“There was no Dr. Fauci,” Bob said.
He recalls the “random strikes that left kids like me either dead or with lifelong disabilities that could have been prevented or reduced by the measures put in place for the coronavirus.”
Back then the world awaited a miracle vaccine, developed by Dr. Jonas Salk, which arrived four years after Bob was infected and paralyzed.
The judge reflects that when he hears about relaxing indoor gathering measures, rallies, parties, the impatience to reopen and seeing mostly younger groups socializing without masks, “I see history repeating itself.”
In closing, my wise friend issues a thoughtful verdict from his very experienced position on life’s medical bench.
“I can’t help but wonder whether social distancing, good hygiene and masks would have avoided the way my life changed 70 years ago. But I am certain of one thing: I so wish Dr. Fauci had been around in 1950.”

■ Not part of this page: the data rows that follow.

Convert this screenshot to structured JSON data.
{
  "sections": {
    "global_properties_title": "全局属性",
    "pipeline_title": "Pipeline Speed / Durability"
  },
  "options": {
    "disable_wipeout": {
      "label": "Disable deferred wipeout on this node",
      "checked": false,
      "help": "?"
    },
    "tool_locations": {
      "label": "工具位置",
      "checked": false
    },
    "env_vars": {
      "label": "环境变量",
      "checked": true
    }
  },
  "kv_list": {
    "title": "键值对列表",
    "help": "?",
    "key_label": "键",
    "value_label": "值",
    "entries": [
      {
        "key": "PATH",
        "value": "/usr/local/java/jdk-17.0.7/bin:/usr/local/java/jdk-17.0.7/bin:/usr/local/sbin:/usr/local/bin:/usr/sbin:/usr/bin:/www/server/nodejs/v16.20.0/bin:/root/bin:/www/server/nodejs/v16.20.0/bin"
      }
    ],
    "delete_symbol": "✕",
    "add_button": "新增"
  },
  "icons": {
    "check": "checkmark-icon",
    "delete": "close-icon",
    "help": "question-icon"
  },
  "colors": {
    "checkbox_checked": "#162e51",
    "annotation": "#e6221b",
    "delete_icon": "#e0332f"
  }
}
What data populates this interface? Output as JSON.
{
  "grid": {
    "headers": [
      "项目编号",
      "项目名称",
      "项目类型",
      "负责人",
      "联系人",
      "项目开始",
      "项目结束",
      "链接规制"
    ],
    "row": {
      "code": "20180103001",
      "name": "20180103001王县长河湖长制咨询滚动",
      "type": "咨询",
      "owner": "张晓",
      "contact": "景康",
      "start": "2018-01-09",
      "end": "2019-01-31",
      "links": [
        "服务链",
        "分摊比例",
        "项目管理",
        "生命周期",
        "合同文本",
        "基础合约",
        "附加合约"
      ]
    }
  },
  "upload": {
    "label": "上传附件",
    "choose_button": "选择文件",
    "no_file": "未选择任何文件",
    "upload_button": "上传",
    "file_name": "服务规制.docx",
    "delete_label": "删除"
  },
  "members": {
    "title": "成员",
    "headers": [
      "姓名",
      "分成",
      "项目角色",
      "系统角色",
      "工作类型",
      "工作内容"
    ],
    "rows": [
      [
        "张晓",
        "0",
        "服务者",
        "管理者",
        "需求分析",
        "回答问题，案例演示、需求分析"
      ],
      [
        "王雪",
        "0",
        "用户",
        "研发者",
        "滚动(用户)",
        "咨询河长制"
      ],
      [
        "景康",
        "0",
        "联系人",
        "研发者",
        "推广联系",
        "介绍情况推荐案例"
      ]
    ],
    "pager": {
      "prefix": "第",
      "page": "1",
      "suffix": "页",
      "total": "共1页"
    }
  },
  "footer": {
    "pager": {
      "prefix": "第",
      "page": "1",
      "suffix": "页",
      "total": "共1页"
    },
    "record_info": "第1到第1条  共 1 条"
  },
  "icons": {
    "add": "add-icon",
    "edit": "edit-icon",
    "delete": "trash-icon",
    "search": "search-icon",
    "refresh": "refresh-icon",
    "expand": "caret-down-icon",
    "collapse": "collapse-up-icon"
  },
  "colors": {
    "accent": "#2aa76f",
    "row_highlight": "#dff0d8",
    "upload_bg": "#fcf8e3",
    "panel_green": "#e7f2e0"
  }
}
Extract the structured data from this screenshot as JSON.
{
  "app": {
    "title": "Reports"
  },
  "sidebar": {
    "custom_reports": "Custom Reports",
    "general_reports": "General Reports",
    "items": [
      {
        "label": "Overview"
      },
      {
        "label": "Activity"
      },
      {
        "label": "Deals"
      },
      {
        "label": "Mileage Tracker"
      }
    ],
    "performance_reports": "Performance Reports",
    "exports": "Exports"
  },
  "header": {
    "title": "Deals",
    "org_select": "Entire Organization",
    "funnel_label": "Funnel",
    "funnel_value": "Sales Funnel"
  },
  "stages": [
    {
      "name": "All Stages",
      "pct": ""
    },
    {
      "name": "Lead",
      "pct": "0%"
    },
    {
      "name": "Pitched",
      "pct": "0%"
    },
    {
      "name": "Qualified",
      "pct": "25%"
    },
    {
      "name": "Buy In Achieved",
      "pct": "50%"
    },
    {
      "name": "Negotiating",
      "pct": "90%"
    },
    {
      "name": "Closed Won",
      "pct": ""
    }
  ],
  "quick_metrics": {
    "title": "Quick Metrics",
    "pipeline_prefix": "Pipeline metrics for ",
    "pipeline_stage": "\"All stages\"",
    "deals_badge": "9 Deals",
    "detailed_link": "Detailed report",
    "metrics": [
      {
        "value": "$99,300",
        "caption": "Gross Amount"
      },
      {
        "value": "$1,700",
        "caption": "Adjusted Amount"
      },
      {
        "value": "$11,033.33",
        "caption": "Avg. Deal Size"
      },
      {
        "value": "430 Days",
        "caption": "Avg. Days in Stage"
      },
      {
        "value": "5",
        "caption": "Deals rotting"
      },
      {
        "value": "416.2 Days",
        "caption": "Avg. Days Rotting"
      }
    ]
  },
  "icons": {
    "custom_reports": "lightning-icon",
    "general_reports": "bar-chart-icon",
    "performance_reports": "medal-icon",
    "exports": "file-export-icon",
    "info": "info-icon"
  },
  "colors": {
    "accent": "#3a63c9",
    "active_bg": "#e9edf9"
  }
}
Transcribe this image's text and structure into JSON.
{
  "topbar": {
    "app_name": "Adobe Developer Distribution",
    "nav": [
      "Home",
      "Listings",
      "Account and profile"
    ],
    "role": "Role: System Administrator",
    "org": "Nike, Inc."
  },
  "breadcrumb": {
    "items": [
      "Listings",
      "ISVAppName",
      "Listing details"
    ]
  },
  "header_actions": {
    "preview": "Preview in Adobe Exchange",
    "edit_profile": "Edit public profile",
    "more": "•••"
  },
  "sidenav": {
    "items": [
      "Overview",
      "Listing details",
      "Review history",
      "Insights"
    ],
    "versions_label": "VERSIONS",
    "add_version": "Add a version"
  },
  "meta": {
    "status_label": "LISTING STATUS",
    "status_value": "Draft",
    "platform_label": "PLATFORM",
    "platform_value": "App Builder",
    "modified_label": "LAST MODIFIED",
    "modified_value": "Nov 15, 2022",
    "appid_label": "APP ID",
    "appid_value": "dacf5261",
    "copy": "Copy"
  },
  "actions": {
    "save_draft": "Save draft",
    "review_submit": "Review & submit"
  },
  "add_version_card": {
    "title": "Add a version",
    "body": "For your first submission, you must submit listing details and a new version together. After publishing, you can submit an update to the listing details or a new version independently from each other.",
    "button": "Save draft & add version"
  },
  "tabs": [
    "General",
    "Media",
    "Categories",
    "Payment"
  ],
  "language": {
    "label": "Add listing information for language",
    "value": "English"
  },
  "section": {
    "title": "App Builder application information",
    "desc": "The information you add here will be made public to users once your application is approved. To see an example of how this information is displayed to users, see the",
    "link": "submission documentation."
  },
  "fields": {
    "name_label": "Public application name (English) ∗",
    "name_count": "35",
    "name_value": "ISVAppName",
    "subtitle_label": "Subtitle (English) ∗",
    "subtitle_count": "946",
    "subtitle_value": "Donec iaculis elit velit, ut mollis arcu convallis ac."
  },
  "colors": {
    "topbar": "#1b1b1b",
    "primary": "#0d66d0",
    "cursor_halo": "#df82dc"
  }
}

Judge Robert Gettleman has offered a fine observation on the state of our medical situation. His renewed suffering hurts me but his words emphasize a direction I plan to follow, religiously.
I’ve saved all of Bob’s messages to me over the last few years, and I’ll end with one of his thoughtful remarks.
“Life takes us in strange directions, but I am glad you continue to enjoy the outdoors. A small part of me lives vicariously through your experiences.”